I also learned that a car cover is great and prevents icy windows, but every day was a decision. If I used the car cover, the command start wouldn’t work. If icy rain rather snow fell the night before and the car cover wasn’t on, that ice would stare me down like a P-Diddy GIF for 20-30 minutes on all windows, ignoring me while the car takes its sweet time warming up and I try frantically to get rid of it so I can get going. Hubby got a lesson in this himself too since I turned into a passenger princess again the second he landed.
November also brought me the gift of illness. For the first time in a decade, I had a good bout of the flu, which was fine in itself, but then, almost as though my grateful whispers for the absence of a cough were heard by ears they shouldn’t have been, I developed the nastiest cough I’ve had since 2011. I remember the exact year because it was as awful then as it was now. I knew no peace. This time though, has managed to be worse.
A Happy, but rough December
That was how how my December began. Starting dry, the cough racked by body and chest with fits of severe coughing day and night. I could barely breathe when they weren’t happening and not really at all when they were. It got worse if I drank anything cold, went outside, or dared to take a shower. And I couldn’t not go outside or take a shower, soo… do the math.

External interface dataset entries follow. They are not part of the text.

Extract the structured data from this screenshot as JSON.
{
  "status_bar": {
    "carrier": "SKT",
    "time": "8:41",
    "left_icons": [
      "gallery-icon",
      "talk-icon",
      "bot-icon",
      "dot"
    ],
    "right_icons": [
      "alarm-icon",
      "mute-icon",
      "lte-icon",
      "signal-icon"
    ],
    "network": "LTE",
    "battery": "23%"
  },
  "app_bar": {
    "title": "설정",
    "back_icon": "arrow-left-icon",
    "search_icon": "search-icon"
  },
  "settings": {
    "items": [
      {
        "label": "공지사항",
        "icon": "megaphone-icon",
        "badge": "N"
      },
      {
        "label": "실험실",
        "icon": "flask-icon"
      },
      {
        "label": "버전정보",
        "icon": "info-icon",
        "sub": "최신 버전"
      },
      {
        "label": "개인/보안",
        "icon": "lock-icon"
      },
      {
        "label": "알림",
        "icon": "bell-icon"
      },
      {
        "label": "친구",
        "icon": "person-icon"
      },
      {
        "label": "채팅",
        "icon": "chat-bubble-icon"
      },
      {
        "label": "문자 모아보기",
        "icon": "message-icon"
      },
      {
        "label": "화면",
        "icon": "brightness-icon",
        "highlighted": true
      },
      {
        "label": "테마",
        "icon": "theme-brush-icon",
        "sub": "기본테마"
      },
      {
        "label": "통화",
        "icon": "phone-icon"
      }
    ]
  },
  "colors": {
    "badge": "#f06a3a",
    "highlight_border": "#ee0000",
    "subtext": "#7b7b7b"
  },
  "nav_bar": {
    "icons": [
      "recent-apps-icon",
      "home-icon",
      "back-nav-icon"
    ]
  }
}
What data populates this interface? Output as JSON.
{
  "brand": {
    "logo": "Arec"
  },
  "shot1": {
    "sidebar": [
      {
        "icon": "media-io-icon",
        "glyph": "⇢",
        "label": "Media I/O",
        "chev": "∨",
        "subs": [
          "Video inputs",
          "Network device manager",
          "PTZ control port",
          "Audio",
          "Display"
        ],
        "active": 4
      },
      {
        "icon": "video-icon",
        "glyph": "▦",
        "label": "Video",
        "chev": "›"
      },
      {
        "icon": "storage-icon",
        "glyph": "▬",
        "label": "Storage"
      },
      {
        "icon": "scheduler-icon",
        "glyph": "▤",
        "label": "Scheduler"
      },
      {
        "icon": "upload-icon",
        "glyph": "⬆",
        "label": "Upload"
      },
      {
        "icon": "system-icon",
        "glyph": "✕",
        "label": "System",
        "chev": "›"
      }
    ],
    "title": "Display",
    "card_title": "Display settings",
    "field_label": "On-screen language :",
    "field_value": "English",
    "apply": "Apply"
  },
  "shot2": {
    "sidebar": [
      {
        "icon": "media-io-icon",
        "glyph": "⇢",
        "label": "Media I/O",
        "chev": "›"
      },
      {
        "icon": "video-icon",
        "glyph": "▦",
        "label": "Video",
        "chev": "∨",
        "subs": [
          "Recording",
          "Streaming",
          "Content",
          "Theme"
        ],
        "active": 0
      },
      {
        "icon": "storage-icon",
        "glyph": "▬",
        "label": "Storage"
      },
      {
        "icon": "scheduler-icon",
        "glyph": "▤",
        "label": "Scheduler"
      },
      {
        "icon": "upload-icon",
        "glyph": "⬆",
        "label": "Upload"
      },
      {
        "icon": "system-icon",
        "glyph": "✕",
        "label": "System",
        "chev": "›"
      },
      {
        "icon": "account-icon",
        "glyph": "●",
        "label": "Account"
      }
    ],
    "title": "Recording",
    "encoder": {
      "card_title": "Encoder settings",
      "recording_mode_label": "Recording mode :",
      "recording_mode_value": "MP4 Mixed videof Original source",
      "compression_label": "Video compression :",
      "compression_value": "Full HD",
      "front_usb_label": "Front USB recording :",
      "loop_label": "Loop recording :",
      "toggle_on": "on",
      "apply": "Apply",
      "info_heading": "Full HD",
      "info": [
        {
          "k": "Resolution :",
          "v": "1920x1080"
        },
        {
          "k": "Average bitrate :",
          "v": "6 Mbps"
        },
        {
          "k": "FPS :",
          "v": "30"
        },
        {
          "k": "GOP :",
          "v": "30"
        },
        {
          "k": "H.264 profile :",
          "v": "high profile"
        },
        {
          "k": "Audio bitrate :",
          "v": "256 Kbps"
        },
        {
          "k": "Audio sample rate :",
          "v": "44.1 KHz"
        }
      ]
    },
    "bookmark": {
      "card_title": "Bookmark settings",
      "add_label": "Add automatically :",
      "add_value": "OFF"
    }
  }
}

The longer it went on, the worse it got-sapping my energy and my appetite, leaving me with a sore throat, chest and nasty headaches. After a year of being by myself in Canada, those coughing fits were the first time I truly felt scared that I was on my own-wondering if I keeled over from a lack of oxygen how long it would take Boobles to notice he can’t reach me. By the end of the second week, even as the frequency of the cough declined, it started producing foul-tasting mucus and had sapped all the determination I had to fight it off sooner rather than later.
As my cough lingered, it dampened my excitement for the Christmas season. Instead of decorating and preparing for my family’s arrival – which I had been looking forward to for months, I had to make myself content with using what functional energy I had to adult. I was perpetually scrubbing the apartment down in bleach and washing sheets and blankets.
I’d say round one goes to the Prairie winter, and since we just completed the mild half, I’m literally dreading the rest.
That’s how my year is ending too. Any outings I tried to make with my family were quickly soured by coughing spells. So although I was thrilled to be with my family, I’d say round one goes to the Canadian Prairie winter. The frightening part is since we just completed the mild half, I’m literally dreading the rest. Nevertheless, I remain grateful.
So, goodbye to 2022. I celebrated my one-year anniversary in Canada and a six-month stint in Saskatchewan. I hope your year was a productive one, and your new year will be filled with blessings!
Canadian Prairie Winter 1 – Shan 0. Stay tuned for the next round. Who will it be?